Caulking Gaps For Smooth Seams

    Published: 06-16-2009
    Views: 54,476
    Learn how to caulk joints between wood and drywall for a seamless paint job.

    Travis Larson: Hi! I'm Travis Larson. I am an Editor for Family Handyman magazine and today, I'm going to tell you about caulking joints; joints between wood and joints between wood and drywall. It's really important to caulk especially when you're talking about painted trim like this. I'll talk a little bit later when it comes to stained and varnished trim. Even if the room has been painted before and the trim has been painted before, it's really important to go through this step and caulk every single one of those seams.

    Now, I'm going to tell you about how to prepare your caulking tube. A lot of people blow this, but I'm going to show you the right way. It just involves utility knife, and a keen eye, and here is what you do, you cut a little tiny V in the end of the caulk, really small; the smaller the better. If you've got big cracks to fill later on, you can cut a bigger opening. But, do all your small cracks first with this technique. You can see that little tiny hole in the end of that thing. I'll make it just a hair bigger. This arrow, sharp edge is going to get right into that crack and put a real fine bead of caulk, and you have very little cleanup to do.

    Before I start caulking, I want to give you a little tip. When you're done caulking, and you're going to start wiping off an area, be sure to release, and pull back the plunger, otherwise this thing has some pressure on it, and it's going to keep squirting caulk out, and it's going to get all over the place. You're going to kneel on it, it's going to get on your work. So do that, and before you start caulking each new time, wipe the tip off. So you can see here we've got a big gap here from some lousy carpentry work. We've got a bunch of nail holes that we're going to fill, and we've got gap between the drywall and the top of the base. So I'm going to fill all those areas and then I am going to wipe them down. So let me show you how that works.
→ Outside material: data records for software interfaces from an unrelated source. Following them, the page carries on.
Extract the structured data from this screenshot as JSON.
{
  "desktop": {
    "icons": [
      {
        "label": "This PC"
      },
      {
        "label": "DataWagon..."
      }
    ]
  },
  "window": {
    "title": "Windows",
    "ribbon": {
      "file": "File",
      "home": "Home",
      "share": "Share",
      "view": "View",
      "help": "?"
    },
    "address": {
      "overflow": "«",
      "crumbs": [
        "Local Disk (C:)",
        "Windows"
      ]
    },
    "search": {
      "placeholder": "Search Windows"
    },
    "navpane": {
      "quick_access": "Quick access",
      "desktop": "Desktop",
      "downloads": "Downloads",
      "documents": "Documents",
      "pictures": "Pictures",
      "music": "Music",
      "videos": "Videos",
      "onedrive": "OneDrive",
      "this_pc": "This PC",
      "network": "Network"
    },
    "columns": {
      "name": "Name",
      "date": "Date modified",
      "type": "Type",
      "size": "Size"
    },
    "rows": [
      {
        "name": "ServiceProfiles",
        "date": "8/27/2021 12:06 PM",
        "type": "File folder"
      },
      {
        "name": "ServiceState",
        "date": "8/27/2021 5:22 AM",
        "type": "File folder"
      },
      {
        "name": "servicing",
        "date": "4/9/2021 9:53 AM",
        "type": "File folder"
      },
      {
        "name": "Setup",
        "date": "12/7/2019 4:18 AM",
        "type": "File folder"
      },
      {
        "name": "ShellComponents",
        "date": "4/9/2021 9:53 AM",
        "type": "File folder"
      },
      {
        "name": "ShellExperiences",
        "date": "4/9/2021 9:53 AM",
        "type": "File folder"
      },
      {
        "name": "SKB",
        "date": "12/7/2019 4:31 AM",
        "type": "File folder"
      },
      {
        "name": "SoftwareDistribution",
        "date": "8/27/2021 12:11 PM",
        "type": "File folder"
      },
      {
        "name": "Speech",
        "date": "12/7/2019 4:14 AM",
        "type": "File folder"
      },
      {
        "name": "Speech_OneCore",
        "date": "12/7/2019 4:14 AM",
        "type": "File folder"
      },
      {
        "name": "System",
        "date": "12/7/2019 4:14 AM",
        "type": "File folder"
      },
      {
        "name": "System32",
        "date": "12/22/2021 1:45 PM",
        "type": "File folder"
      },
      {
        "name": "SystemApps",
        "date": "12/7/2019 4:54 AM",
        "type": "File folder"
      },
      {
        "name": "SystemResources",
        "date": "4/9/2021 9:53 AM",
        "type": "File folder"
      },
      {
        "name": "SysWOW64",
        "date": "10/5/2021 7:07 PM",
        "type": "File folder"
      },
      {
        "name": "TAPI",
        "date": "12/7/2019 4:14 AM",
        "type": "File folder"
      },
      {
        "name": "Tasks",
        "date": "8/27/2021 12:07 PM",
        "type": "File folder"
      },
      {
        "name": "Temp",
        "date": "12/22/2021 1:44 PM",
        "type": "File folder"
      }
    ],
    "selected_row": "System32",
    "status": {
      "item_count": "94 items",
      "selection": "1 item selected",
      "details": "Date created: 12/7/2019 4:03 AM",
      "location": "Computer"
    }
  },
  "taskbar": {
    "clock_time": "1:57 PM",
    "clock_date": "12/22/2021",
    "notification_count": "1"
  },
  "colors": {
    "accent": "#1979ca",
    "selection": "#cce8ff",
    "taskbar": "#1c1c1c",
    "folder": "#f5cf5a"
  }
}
    Don't overdo it when you are caulking, you can also go back, and fill spots that need more caulk. So now we're going to do the top of the baseboard and fill the nail holes. You can see that really looks good if you work best. Now, wipe this down. You don't want to caulk too much before wiping because it scratches the skin over and I am going to fill the nail holes. When you've got natural wood trim like this, you don't want to overdo it with the caulk, that's because you've got two completely different surfaces and you don't need to worry about caulking gaps where there aren't any. You just want to look for gaps like this and especially big ones like you will find in corner. There is always a gap in the corner because of all the build-up of drywall mud.

    Now I am going to show you how to caulk around the door, same as a window. You can see that's a real small for me, so I will go on. So I am going to wipe it down, get a real nice smooth joint. Now, we're going to do the inside of the door, really look for these types of areas. They look awful if they are not filled. Now, we're going to do every single one of these seams. So let me show you how that works. Now, we're going to do this seam right here between the casing and the jamb, and then do a wipe down with your wet rag. So have plenty of wet rags on hand because you're going to go through a lot of these doing entire rooms with caulk. So that's how you caulk trim for a neater paint job.